However, one thing to keep in mind is that engaging a nonprofit employee is going to be a little different from engaging a for-profit employee.
For example, a salesman for a for-profit company will likely be motivated by external rewards, like bonuses. Nonprofit employees will also be motivated by external rewards, but they do need to be tied into other factors, like their need for meaningful work.
Let’s take a quick look at what nonprofit workers need to be engaged with their jobs.
The core of their engagement? Mission
Studies have shown that nonprofit employees clearly care about the work that they do.
This says that their jobs need to be meaningful. Throwing a gift card at them might work once in a while, but don’t expect that kind of reward to completely change the culture of your workforce.
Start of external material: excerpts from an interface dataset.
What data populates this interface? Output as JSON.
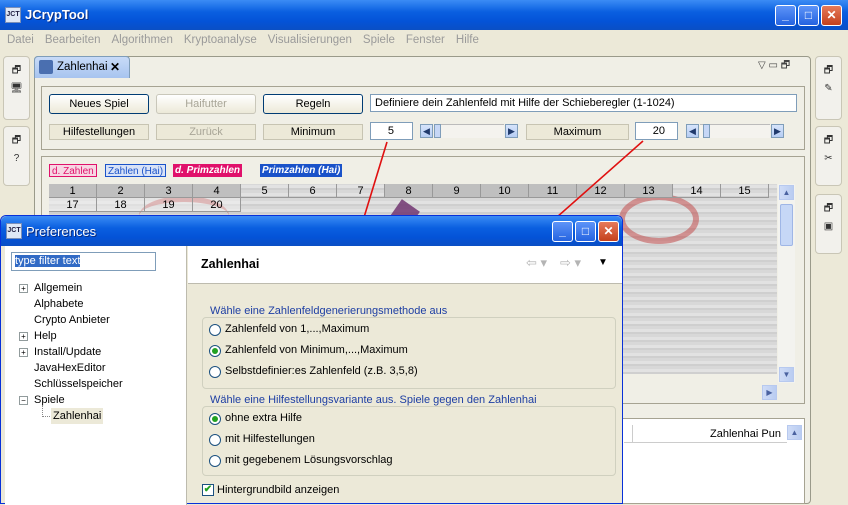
{
  "app": {
    "title": "JCrypTool",
    "icon_text": "JCT"
  },
  "menu": [
    "Datei",
    "Bearbeiten",
    "Algorithmen",
    "Kryptoanalyse",
    "Visualisierungen",
    "Spiele",
    "Fenster",
    "Hilfe"
  ],
  "tab": {
    "label": "Zahlenhai",
    "close": "✕"
  },
  "controls": {
    "new_game": "Neues Spiel",
    "haifutter": "Haifutter",
    "rules": "Regeln",
    "description": "Definiere dein Zahlenfeld mit Hilfe der Schieberegler (1-1024)",
    "hints": "Hilfestellungen",
    "back": "Zurück",
    "min_label": "Minimum",
    "min_value": "5",
    "max_label": "Maximum",
    "max_value": "20",
    "min_slider_fraction": 0.0,
    "max_slider_fraction": 0.02
  },
  "legend": [
    {
      "text": "d. Zahlen",
      "color": "#e0116b"
    },
    {
      "text": "Zahlen (Hai)",
      "color": "#1a52c9"
    },
    {
      "text": "d. Primzahlen",
      "color": "#e0116b"
    },
    {
      "text": "Primzahlen (Hai)",
      "color": "#1a52c9"
    }
  ],
  "numbers_row1": [
    "1",
    "2",
    "3",
    "4",
    "5",
    "6",
    "7",
    "8",
    "9",
    "10",
    "11",
    "12",
    "13",
    "14",
    "15"
  ],
  "numbers_row2": [
    "17",
    "18",
    "19",
    "20"
  ],
  "table_header": "Zahlenhai Pun",
  "dialog": {
    "title": "Preferences",
    "filter": "type filter text",
    "tree": [
      {
        "label": "Allgemein",
        "expander": "+"
      },
      {
        "label": "Alphabete",
        "expander": ""
      },
      {
        "label": "Crypto Anbieter",
        "expander": ""
      },
      {
        "label": "Help",
        "expander": "+"
      },
      {
        "label": "Install/Update",
        "expander": "+"
      },
      {
        "label": "JavaHexEditor",
        "expander": ""
      },
      {
        "label": "Schlüsselspeicher",
        "expander": ""
      },
      {
        "label": "Spiele",
        "expander": "−"
      }
    ],
    "tree_child": "Zahlenhai",
    "page_title": "Zahlenhai",
    "group1_label": "Wähle eine Zahlenfeldgenerierungsmethode aus",
    "group1_options": [
      "Zahlenfeld von 1,...,Maximum",
      "Zahlenfeld von Minimum,...,Maximum",
      "Selbstdefinier:es Zahlenfeld (z.B. 3,5,8)"
    ],
    "group1_selected": 1,
    "group2_label": "Wähle eine Hilfestellungsvariante aus. Spiele gegen den Zahlenhai",
    "group2_options": [
      "ohne extra Hilfe",
      "mit Hilfestellungen",
      "mit gegebenem Lösungsvorschlag"
    ],
    "group2_selected": 0,
    "checkbox_label": "Hintergrundbild anzeigen",
    "checkbox_checked": true
  },
  "colors": {
    "arrow": "#e01010",
    "titlebar": "#0a5fe0"
  }
}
Rather, they want to work for organizations whose missions they believe in. And more importantly, they want to know that the work they do directly contributes to advancing that mission.
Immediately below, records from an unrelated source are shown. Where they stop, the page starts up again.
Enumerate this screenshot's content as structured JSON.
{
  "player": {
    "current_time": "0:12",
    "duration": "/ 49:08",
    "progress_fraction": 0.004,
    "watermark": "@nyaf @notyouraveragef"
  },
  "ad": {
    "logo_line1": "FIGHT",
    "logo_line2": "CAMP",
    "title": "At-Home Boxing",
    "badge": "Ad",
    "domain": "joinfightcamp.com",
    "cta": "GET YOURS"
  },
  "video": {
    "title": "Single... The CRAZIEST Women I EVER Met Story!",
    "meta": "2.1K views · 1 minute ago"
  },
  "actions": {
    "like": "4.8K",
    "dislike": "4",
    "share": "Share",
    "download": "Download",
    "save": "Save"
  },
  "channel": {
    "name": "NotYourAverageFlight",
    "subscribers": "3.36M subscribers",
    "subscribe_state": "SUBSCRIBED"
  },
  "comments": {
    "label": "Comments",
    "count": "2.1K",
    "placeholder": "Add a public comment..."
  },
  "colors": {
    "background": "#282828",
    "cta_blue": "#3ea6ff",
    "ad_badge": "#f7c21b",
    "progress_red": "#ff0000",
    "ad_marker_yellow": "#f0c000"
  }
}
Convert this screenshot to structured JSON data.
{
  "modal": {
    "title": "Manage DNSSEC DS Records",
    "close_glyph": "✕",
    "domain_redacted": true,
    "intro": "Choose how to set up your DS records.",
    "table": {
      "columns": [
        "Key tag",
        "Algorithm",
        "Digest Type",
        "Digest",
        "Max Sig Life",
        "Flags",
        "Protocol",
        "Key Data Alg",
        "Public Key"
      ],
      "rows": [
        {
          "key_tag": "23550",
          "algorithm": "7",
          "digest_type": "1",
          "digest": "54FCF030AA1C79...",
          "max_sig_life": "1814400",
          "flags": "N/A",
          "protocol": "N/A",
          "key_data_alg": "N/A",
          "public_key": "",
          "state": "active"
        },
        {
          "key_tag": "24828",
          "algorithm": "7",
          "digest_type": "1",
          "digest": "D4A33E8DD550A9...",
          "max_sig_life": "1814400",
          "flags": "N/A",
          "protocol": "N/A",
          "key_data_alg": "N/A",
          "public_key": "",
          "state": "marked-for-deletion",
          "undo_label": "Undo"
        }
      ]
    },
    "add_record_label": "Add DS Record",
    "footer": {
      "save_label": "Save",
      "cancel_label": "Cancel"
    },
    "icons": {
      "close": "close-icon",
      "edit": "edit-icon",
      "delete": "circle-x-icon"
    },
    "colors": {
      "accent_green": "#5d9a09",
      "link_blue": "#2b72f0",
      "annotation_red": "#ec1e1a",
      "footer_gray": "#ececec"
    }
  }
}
In a sense, this is very similar to a for-profit employee. The most engaged employees need to know that their work matters.
Another component? Empowerment
Another aspect of nonprofit worker engagement is the feeling that they are empowered to achieve success.
This can take many different forms, depending on what your nonprofit is looking to achieve. But if you can clearly define success for your team and give them clear, concrete steps to achieving that success, you’ll see engagement levels increase.
A great way to do this is by allowing them to make decisions for the organization – or at least for achievements in their own work. By giving them responsibility, you allow them to feel like they are a part of the process – and contributing to the mission.
Satisfaction is not about pay
While many for-profit employees value the paycheck, nonprofit employees are looking for a deeper satisfaction in their work.
That doesn’t mean they don’t value rewards. But they do want to see clear benchmarks for performance and they want the ability to reach those benchmarks.
They also are looking for additional training and advancement. One way you could incentivize performance for nonprofit employees would be awarding them training sessions related to the fields they are interested in that you will pay for. You could issue these awards based on their work performance.
Make it easy on yourself and your team
Open communication is a hallmark of a strong company culture, and it is a big factor in nonprofit employee satisfaction.
With a tool like COGZ Recognition Rewards, you can create your own custom benchmarks for your team, along with your own rewards system.
You can mix in external rewards like gifts and purchases along with internal rewards like training sessions or other types of educational, career-advancing rewards.
COGZ is flexible enough to handle any type of rewards program you want to set up, so you can be sure that you are building the proper culture for your nonprofit team.